At the time of writing, Federal Labor is reflecting on and hasn’t yet committed to a 2030 emissions reduction target. The starting point must be the current projections based on the strong abatement that has already been delivered, largely through renewable energy and state government leadership. However, given the pace of change, the potential of renewable energy and the public demand for climate action, there will be strong expectations that Federal Labor will go a lot further than the 37% reduction already projected for 2030.
Neat answer to a tough question
Thankfully, throughout the recent debate there has been a much greater appreciation of the important role that renewable energy can play. Recent modelling by the Clean Energy Council shows that Australia could reduce its emissions by 44.5 per cent if it were to source all its electricity from renewables by 2030.
Meeting this ambitious goal would require a series of key policies, which the Clean Energy Council has outlined in its Roadmap for a Renewable Energy Future. The roadmap clearly lays out the steps needed for Australia to meet all its domestic electricity demand with clean energy by 2030 across nine key elements:
- Electrify Australia: power the Australian economy and industry with wind, solar, hydro, bioenergy and battery storage.
- Empower customers and communities to make the switch to clean energy.
- Build a strong, smart, 21st-century electricity network.
- Maximise the creation of quality clean energy jobs and a local supply chain.

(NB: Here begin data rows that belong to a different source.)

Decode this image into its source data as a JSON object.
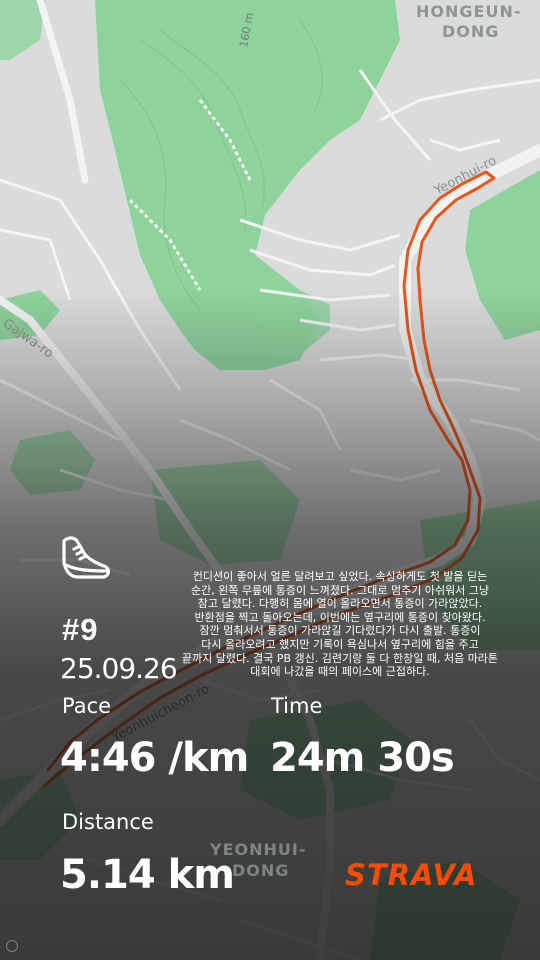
{
  "map": {
    "labels": {
      "district_ne_1": "HONGEUN-",
      "district_ne_2": "DONG",
      "district_s_1": "YEONHUI-",
      "district_s_2": "DONG",
      "road_1": "Yeonhui-ro",
      "road_2": "Gajwa-ro",
      "road_3": "Yeonhuicheon-ro",
      "elevation": "160 m"
    },
    "colors": {
      "base": "#dadcdb",
      "park": "#8ed39c",
      "road": "#f2f3f2",
      "route": "#f25a12"
    }
  },
  "activity": {
    "icon": "running-shoe-icon",
    "number": "#9",
    "date": "25.09.26",
    "note_lines": [
      "컨디션이 좋아서 얼른 달려보고 싶었다. 속상하게도 첫 발을 딛는",
      "순간, 왼쪽 무릎에 통증이 느껴졌다. 그대로 멈추기 아쉬워서 그냥",
      "참고 달렸다. 다행히 몸에 열이 올라오면서 통증이 가라앉았다.",
      "반환점을 찍고 돌아오는데, 이번에는 옆구리에 통증이 찾아왔다.",
      "잠깐 멈춰서서 통증이 가라앉길 기다렸다가 다시 출발. 통증이",
      "다시 올라오려고 했지만 기록이 욕심나서 옆구리에 힘을 주고",
      "끝까지 달렸다. 결국 PB 갱신. 김련기랑 둘 다 한창일 때, 처음 마라톤",
      "대회에 나갔을 때의 페이스에 근접하다."
    ],
    "stats": {
      "pace_label": "Pace",
      "pace_value": "4:46 /km",
      "time_label": "Time",
      "time_value": "24m 30s",
      "distance_label": "Distance",
      "distance_value": "5.14 km"
    }
  },
  "brand": {
    "name": "STRAVA",
    "color": "#fc4c02"
  }
}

- Provide greater support and certainty for coal communities and industry as the phase-out of coal generation accelerates.
- Modernise Australia’s energy market and its governance for the clean energy transformation.
- Turbo-charge clean energy innovation.
- Decarbonise Australian industries using clean energy.
- Put Australia on a path to becoming a global clean energy superpower that exports renewable energy to Asia and beyond.
Achieving the goal of powering Australia with renewable energy by 2030 would not only put us well on the way to our target of net-zero emissions by 2050, it would also catapult us to the forefront of the global renewable energy transition and shake off our reputation as a climate laggard. It would also set Australia up to become a clean energy superpower that exports its abundant clean energy resources around the world to help facilitate the global drive towards net-zero.
The Roadmap for a Renewable Energy Future provides a credible way for our politicians to significantly reduce Australia’s emissions, restore our international reputation and position us to take advantage of the growing global demand for low-carbon energy.
Whether either major party has the courage or foresight to adopt such an ambitious and visionary platform with a federal election looming is another question.